Materials provided Block Start

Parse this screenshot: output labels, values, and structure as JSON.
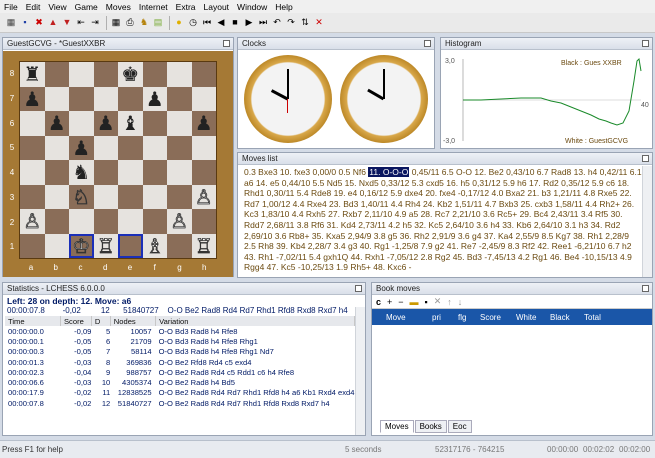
{
  "menu": [
    "File",
    "Edit",
    "View",
    "Game",
    "Moves",
    "Internet",
    "Extra",
    "Layout",
    "Window",
    "Help"
  ],
  "board": {
    "title": "GuestGCVG - *GuestXXBR",
    "ranks": [
      "8",
      "7",
      "6",
      "5",
      "4",
      "3",
      "2",
      "1"
    ],
    "files": [
      "a",
      "b",
      "c",
      "d",
      "e",
      "f",
      "g",
      "h"
    ],
    "pieces": [
      [
        "♜",
        "",
        "",
        "",
        "♚",
        "",
        "",
        ""
      ],
      [
        "♟",
        "",
        "",
        "",
        "",
        "♟",
        "",
        ""
      ],
      [
        "",
        "♟",
        "",
        "♟",
        "♝",
        "",
        "",
        "♟"
      ],
      [
        "",
        "",
        "♟",
        "",
        "",
        "",
        "",
        ""
      ],
      [
        "",
        "",
        "♞",
        "",
        "",
        "",
        "",
        ""
      ],
      [
        "",
        "",
        "♘",
        "",
        "",
        "",
        "",
        "♙"
      ],
      [
        "♙",
        "",
        "",
        "",
        "",
        "",
        "♙",
        ""
      ],
      [
        "",
        "",
        "♔",
        "♖",
        "",
        "♗",
        "",
        "♖"
      ]
    ]
  },
  "clocks": {
    "title": "Clocks"
  },
  "histogram": {
    "title": "Histogram",
    "top_label": "3,0",
    "bottom_label": "-3,0",
    "x_end": "40",
    "black_label": "Black : Gues XXBR",
    "white_label": "White : GuestGCVG"
  },
  "moves": {
    "title": "Moves list",
    "before": "0.3 Bxe3 10. fxe3 0,00/0 0.5 Nf6",
    "current": "11. O-O-O",
    "after": "0,45/11 6.5 O-O 12. Be2 0,43/10 6.7 Rad8 13. h4 0,42/11 6.1 a6 14. e5 0,44/10 5.5 Nd5 15. Nxd5 0,33/12 5.3 cxd5 16. h5 0,31/12 5.9 h6 17. Rd2 0,35/12 5.9 c6 18. Rhd1 0,30/11 5.4 Rde8 19. e4 0,16/12 5.9 dxe4 20. fxe4 -0,17/12 4.0 Bxa2 21. b3 1,21/11 4.8 Rxe5 22. Rd7 1,00/12 4.4 Rxe4 23. Bd3 1,40/11 4.4 Rh4 24. Kb2 1,51/11 4.7 Bxb3 25. cxb3 1,58/11 4.4 Rh2+ 26. Kc3 1,83/10 4.4 Rxh5 27. Rxb7 2,11/10 4.9 a5 28. Rc7 2,21/10 3.6 Rc5+ 29. Bc4 2,43/11 3.4 Rf5 30. Rdd7 2,68/11 3.8 Rf6 31. Kd4 2,73/11 4.2 h5 32. Kc5 2,64/10 3.6 h4 33. Kb6 2,64/10 3.1 h3 34. Rd2 2,69/10 3.6 Rb8+ 35. Kxa5 2,94/9 3.8 g5 36. Rh2 2,91/9 3.6 g4 37. Ka4 2,55/9 8.5 Kg7 38. Rh1 2,28/9 2.5 Rh8 39. Kb4 2,28/7 3.4 g3 40. Rg1 -1,25/8 7.9 g2 41. Re7 -2,45/9 8.3 Rf2 42. Ree1 -6,21/10 6.7 h2 43. Rh1 -7,02/11 5.4 gxh1Q 44. Rxh1 -7,05/12 2.8 Rg2 45. Bd3 -7,45/13 4.2 Rg1 46. Be4 -10,15/13 4.9 Rgg4 47. Kc5 -10,25/13 1.9 Rh5+ 48. Kxc6 -"
  },
  "stats": {
    "title": "Statistics - LCHESS 6.0.0.0",
    "line1": "Left:  28  on depth: 12.  Move: a6",
    "line2": "00:00:07.8        -0,02         12      51840727    O-O Be2 Rad8 Rd4 Rd7 Rhd1 Rfd8 Rxd8 Rxd7 h4",
    "headers": [
      "Time",
      "Score",
      "D",
      "Nodes",
      "Variation"
    ],
    "rows": [
      [
        "00:00:00.0",
        "-0,09",
        "5",
        "10057",
        "O-O Bd3 Rad8 h4 Rfe8"
      ],
      [
        "00:00:00.1",
        "-0,05",
        "6",
        "21709",
        "O-O Bd3 Rad8 h4 Rfe8 Rhg1"
      ],
      [
        "00:00:00.3",
        "-0,05",
        "7",
        "58114",
        "O-O Bd3 Rad8 h4 Rfe8 Rhg1 Nd7"
      ],
      [
        "00:00:01.3",
        "-0,03",
        "8",
        "369836",
        "O-O Be2 Rfd8 Rd4 c5 exd4"
      ],
      [
        "00:00:02.3",
        "-0,04",
        "9",
        "988757",
        "O-O Be2 Rad8 Rd4 c5 Rdd1 c6 h4 Rfe8"
      ],
      [
        "00:00:06.6",
        "-0,03",
        "10",
        "4305374",
        "O-O Be2 Rad8 h4 Bd5"
      ],
      [
        "00:00:17.9",
        "-0,02",
        "11",
        "12838525",
        "O-O Be2 Rad8 Rd4 Rd7 Rhd1 Rfd8 h4 a6 Kb1 Rxd4 exd4"
      ],
      [
        "00:00:07.8",
        "-0,02",
        "12",
        "51840727",
        "O-O Be2 Rad8 Rd4 Rd7 Rhd1 Rfd8 Rxd8 Rxd7 h4"
      ]
    ]
  },
  "book": {
    "title": "Book moves",
    "headers": [
      "Move",
      "pri",
      "flg",
      "Score",
      "White",
      "Black",
      "Total"
    ],
    "tabs": [
      "Moves",
      "Books",
      "Eoc"
    ]
  },
  "status": {
    "help": "Press F1 for help",
    "seconds": "5 seconds",
    "nodes": "52317176 - 764215",
    "t1": "00:00:00",
    "t2": "00:02:02",
    "t3": "00:02:00"
  },
  "colors": {
    "accent": "#1a56a8",
    "board_dark": "#8a6d58",
    "board_light": "#e6e3df",
    "frame": "#a57935",
    "moves_text": "#6b4a10",
    "stats_text": "#001a66"
  }
}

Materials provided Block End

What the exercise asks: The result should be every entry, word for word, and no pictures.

Exercise answer:
Parse this screenshot: output labels, values, and structure as JSON.
{
  "menu": [
    "File",
    "Edit",
    "View",
    "Game",
    "Moves",
    "Internet",
    "Extra",
    "Layout",
    "Window",
    "Help"
  ],
  "board": {
    "title": "GuestGCVG - *GuestXXBR",
    "ranks": [
      "8",
      "7",
      "6",
      "5",
      "4",
      "3",
      "2",
      "1"
    ],
    "files": [
      "a",
      "b",
      "c",
      "d",
      "e",
      "f",
      "g",
      "h"
    ],
    "pieces": [
      [
        "♜",
        "",
        "",
        "",
        "♚",
        "",
        "",
        ""
      ],
      [
        "♟",
        "",
        "",
        "",
        "",
        "♟",
        "",
        ""
      ],
      [
        "",
        "♟",
        "",
        "♟",
        "♝",
        "",
        "",
        "♟"
      ],
      [
        "",
        "",
        "♟",
        "",
        "",
        "",
        "",
        ""
      ],
      [
        "",
        "",
        "♞",
        "",
        "",
        "",
        "",
        ""
      ],
      [
        "",
        "",
        "♘",
        "",
        "",
        "",
        "",
        "♙"
      ],
      [
        "♙",
        "",
        "",
        "",
        "",
        "",
        "♙",
        ""
      ],
      [
        "",
        "",
        "♔",
        "♖",
        "",
        "♗",
        "",
        "♖"
      ]
    ]
  },
  "clocks": {
    "title": "Clocks"
  },
  "histogram": {
    "title": "Histogram",
    "top_label": "3,0",
    "bottom_label": "-3,0",
    "x_end": "40",
    "black_label": "Black : Gues XXBR",
    "white_label": "White : GuestGCVG"
  },
  "moves": {
    "title": "Moves list",
    "before": "0.3 Bxe3 10. fxe3 0,00/0 0.5 Nf6",
    "current": "11. O-O-O",
    "after": "0,45/11 6.5 O-O 12. Be2 0,43/10 6.7 Rad8 13. h4 0,42/11 6.1 a6 14. e5 0,44/10 5.5 Nd5 15. Nxd5 0,33/12 5.3 cxd5 16. h5 0,31/12 5.9 h6 17. Rd2 0,35/12 5.9 c6 18. Rhd1 0,30/11 5.4 Rde8 19. e4 0,16/12 5.9 dxe4 20. fxe4 -0,17/12 4.0 Bxa2 21. b3 1,21/11 4.8 Rxe5 22. Rd7 1,00/12 4.4 Rxe4 23. Bd3 1,40/11 4.4 Rh4 24. Kb2 1,51/11 4.7 Bxb3 25. cxb3 1,58/11 4.4 Rh2+ 26. Kc3 1,83/10 4.4 Rxh5 27. Rxb7 2,11/10 4.9 a5 28. Rc7 2,21/10 3.6 Rc5+ 29. Bc4 2,43/11 3.4 Rf5 30. Rdd7 2,68/11 3.8 Rf6 31. Kd4 2,73/11 4.2 h5 32. Kc5 2,64/10 3.6 h4 33. Kb6 2,64/10 3.1 h3 34. Rd2 2,69/10 3.6 Rb8+ 35. Kxa5 2,94/9 3.8 g5 36. Rh2 2,91/9 3.6 g4 37. Ka4 2,55/9 8.5 Kg7 38. Rh1 2,28/9 2.5 Rh8 39. Kb4 2,28/7 3.4 g3 40. Rg1 -1,25/8 7.9 g2 41. Re7 -2,45/9 8.3 Rf2 42. Ree1 -6,21/10 6.7 h2 43. Rh1 -7,02/11 5.4 gxh1Q 44. Rxh1 -7,05/12 2.8 Rg2 45. Bd3 -7,45/13 4.2 Rg1 46. Be4 -10,15/13 4.9 Rgg4 47. Kc5 -10,25/13 1.9 Rh5+ 48. Kxc6 -"
  },
  "stats": {
    "title": "Statistics - LCHESS 6.0.0.0",
    "line1": "Left:  28  on depth: 12.  Move: a6",
    "line2": "00:00:07.8        -0,02         12      51840727    O-O Be2 Rad8 Rd4 Rd7 Rhd1 Rfd8 Rxd8 Rxd7 h4",
    "headers": [
      "Time",
      "Score",
      "D",
      "Nodes",
      "Variation"
    ],
    "rows": [
      [
        "00:00:00.0",
        "-0,09",
        "5",
        "10057",
        "O-O Bd3 Rad8 h4 Rfe8"
      ],
      [
        "00:00:00.1",
        "-0,05",
        "6",
        "21709",
        "O-O Bd3 Rad8 h4 Rfe8 Rhg1"
      ],
      [
        "00:00:00.3",
        "-0,05",
        "7",
        "58114",
        "O-O Bd3 Rad8 h4 Rfe8 Rhg1 Nd7"
      ],
      [
        "00:00:01.3",
        "-0,03",
        "8",
        "369836",
        "O-O Be2 Rfd8 Rd4 c5 exd4"
      ],
      [
        "00:00:02.3",
        "-0,04",
        "9",
        "988757",
        "O-O Be2 Rad8 Rd4 c5 Rdd1 c6 h4 Rfe8"
      ],
      [
        "00:00:06.6",
        "-0,03",
        "10",
        "4305374",
        "O-O Be2 Rad8 h4 Bd5"
      ],
      [
        "00:00:17.9",
        "-0,02",
        "11",
        "12838525",
        "O-O Be2 Rad8 Rd4 Rd7 Rhd1 Rfd8 h4 a6 Kb1 Rxd4 exd4"
      ],
      [
        "00:00:07.8",
        "-0,02",
        "12",
        "51840727",
        "O-O Be2 Rad8 Rd4 Rd7 Rhd1 Rfd8 Rxd8 Rxd7 h4"
      ]
    ]
  },
  "book": {
    "title": "Book moves",
    "headers": [
      "Move",
      "pri",
      "flg",
      "Score",
      "White",
      "Black",
      "Total"
    ],
    "tabs": [
      "Moves",
      "Books",
      "Eoc"
    ]
  },
  "status": {
    "help": "Press F1 for help",
    "seconds": "5 seconds",
    "nodes": "52317176 - 764215",
    "t1": "00:00:00",
    "t2": "00:02:02",
    "t3": "00:02:00"
  },
  "colors": {
    "accent": "#1a56a8",
    "board_dark": "#8a6d58",
    "board_light": "#e6e3df",
    "frame": "#a57935",
    "moves_text": "#6b4a10",
    "stats_text": "#001a66"
  }
}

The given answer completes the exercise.